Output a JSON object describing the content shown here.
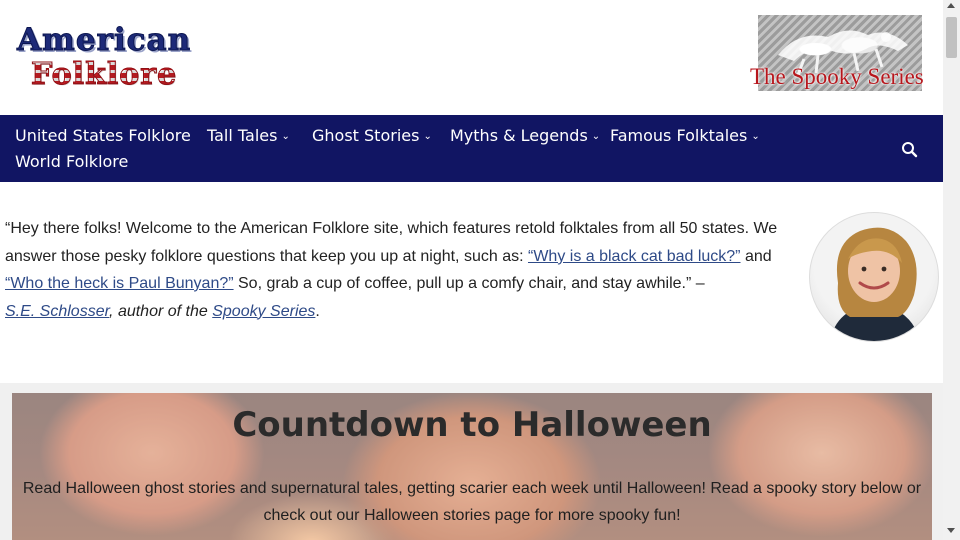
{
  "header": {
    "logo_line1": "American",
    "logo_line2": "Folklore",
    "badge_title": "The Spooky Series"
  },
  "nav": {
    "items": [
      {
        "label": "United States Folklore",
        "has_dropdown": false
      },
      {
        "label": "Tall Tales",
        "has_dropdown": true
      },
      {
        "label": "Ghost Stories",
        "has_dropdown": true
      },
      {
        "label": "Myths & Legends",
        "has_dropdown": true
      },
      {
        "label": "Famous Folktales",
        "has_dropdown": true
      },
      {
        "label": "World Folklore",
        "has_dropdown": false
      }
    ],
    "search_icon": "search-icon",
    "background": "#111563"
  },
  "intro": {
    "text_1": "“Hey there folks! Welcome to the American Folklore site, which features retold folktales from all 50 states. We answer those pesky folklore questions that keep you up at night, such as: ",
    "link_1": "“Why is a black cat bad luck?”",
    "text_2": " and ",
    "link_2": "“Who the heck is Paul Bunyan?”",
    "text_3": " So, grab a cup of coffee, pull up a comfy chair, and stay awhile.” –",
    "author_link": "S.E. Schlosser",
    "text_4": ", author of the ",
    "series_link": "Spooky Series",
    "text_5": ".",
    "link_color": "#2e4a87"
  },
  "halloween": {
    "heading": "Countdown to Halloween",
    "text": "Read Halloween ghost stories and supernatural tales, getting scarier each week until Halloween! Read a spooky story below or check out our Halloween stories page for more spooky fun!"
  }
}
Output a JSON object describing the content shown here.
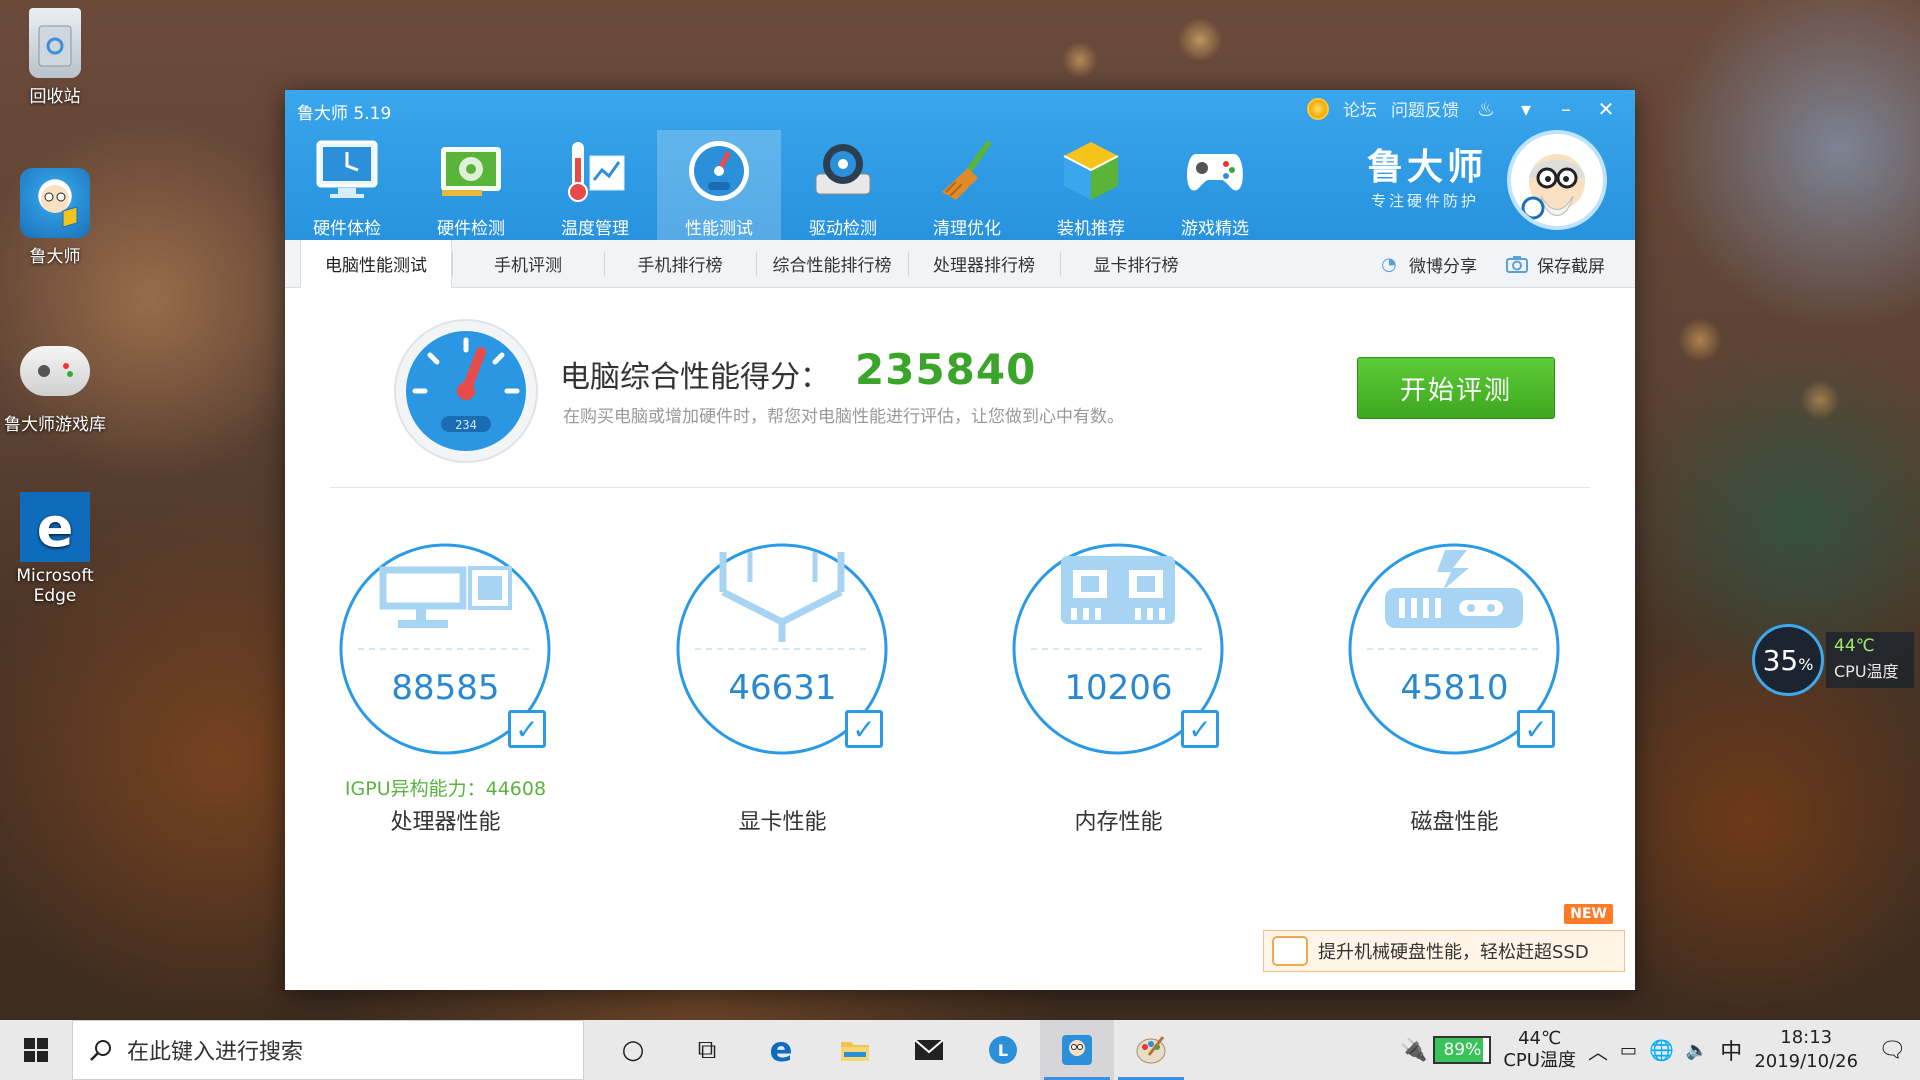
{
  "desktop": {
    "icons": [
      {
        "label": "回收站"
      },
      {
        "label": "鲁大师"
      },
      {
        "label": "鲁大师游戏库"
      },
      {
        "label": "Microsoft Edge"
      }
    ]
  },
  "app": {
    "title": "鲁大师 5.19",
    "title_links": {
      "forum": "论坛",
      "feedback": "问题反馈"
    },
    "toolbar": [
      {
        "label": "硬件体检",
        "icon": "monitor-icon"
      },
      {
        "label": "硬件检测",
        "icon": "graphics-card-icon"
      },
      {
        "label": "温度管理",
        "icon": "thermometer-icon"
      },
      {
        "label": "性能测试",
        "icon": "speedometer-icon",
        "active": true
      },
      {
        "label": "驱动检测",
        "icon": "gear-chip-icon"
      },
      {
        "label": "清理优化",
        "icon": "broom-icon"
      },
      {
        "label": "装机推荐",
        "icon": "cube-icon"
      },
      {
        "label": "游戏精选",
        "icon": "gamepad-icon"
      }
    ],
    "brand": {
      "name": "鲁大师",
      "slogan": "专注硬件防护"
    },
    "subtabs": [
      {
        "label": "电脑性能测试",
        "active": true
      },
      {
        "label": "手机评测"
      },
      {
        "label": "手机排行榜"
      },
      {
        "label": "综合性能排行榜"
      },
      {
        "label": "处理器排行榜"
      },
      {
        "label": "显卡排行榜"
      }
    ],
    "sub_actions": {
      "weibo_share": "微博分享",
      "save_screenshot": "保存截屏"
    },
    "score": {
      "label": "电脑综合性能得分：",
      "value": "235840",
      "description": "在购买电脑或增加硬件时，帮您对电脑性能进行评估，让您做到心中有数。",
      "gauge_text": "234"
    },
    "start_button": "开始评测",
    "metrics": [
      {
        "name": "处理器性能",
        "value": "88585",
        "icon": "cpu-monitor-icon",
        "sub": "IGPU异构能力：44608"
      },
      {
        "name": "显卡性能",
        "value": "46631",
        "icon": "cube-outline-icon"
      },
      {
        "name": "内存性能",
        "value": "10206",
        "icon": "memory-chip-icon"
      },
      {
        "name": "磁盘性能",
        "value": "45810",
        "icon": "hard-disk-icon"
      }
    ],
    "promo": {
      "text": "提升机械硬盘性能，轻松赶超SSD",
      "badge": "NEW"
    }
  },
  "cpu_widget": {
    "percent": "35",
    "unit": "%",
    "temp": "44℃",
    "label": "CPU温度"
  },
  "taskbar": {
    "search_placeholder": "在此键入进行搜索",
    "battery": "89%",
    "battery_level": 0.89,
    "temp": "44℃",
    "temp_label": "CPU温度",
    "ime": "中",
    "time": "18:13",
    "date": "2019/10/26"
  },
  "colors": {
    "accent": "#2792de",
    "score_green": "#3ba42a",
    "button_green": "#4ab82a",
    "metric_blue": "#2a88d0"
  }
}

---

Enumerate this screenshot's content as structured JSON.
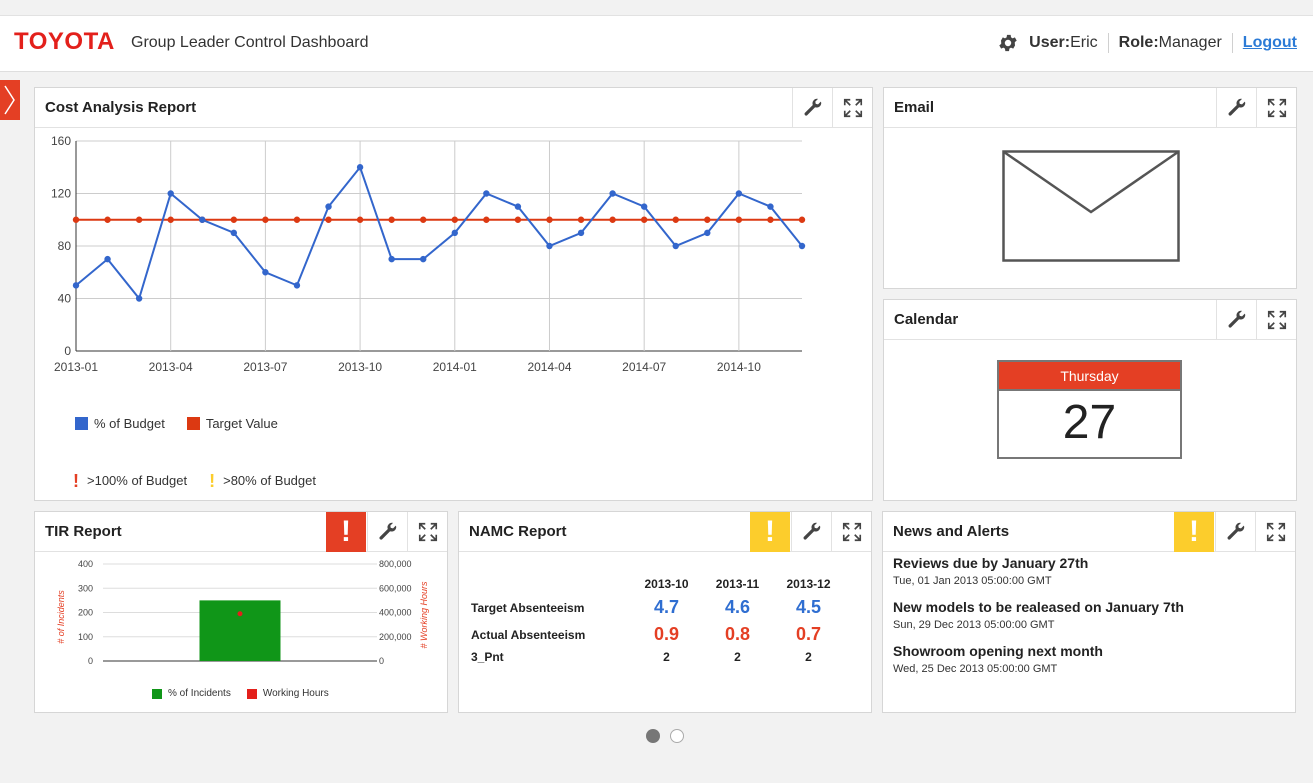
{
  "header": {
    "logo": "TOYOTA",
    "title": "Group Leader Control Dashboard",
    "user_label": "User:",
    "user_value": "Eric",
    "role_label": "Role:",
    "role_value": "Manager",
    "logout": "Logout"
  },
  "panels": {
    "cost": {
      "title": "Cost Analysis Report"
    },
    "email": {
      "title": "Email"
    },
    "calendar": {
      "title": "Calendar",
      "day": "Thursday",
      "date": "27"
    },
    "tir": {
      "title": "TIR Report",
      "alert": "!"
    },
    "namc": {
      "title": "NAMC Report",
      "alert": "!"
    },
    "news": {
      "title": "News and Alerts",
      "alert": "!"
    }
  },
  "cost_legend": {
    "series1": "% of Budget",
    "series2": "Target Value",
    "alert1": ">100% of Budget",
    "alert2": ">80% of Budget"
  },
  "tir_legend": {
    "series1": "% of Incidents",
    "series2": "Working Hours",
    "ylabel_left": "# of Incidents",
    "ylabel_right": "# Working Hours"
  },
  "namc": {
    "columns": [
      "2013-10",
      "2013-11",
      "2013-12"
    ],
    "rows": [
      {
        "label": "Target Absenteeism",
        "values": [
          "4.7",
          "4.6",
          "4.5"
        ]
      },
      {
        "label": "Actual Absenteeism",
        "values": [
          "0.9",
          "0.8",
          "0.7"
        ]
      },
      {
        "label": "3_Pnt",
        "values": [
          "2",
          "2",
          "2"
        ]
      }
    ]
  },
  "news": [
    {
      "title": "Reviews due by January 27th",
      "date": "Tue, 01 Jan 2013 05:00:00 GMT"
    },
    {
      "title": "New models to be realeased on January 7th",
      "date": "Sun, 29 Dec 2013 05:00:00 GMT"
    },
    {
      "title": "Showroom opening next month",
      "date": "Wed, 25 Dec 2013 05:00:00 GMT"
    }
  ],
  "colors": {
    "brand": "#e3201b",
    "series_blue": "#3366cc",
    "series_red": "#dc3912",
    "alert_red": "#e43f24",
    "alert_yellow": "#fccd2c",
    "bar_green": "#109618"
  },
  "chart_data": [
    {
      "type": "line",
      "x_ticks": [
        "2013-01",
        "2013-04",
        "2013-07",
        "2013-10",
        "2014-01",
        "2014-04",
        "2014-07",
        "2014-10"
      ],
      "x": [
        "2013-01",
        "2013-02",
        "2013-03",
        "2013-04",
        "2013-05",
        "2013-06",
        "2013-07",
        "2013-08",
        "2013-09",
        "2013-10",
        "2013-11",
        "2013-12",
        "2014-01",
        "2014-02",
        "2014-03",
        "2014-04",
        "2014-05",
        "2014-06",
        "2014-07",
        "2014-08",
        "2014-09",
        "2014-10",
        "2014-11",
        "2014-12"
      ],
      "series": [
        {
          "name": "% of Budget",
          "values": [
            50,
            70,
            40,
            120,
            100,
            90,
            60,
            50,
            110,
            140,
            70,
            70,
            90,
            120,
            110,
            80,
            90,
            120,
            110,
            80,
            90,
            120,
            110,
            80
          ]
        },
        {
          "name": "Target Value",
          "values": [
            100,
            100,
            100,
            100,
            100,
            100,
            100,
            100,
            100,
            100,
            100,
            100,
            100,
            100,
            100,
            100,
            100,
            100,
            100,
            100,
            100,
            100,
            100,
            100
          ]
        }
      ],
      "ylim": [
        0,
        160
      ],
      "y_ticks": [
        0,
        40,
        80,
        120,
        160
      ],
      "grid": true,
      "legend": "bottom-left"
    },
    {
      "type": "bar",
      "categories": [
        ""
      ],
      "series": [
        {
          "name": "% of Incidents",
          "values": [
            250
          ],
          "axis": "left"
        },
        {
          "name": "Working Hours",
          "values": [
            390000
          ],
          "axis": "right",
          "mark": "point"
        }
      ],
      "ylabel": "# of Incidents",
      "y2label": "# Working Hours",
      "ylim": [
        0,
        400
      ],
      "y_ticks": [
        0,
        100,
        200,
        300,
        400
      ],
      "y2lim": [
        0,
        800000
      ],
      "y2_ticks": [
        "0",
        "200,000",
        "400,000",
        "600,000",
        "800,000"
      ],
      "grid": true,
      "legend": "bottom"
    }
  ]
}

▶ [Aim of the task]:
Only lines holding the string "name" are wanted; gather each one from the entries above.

▶ [Response to the exercise]:
      "name": "鲁大师",
        "name": "处理器性能",
        "name": "显卡性能",
        "name": "内存性能",
        "name": "磁盘性能",
          "name": "% of Budget",
          "name": "Target Value",
          "name": "% of Incidents",
          "name": "Working Hours",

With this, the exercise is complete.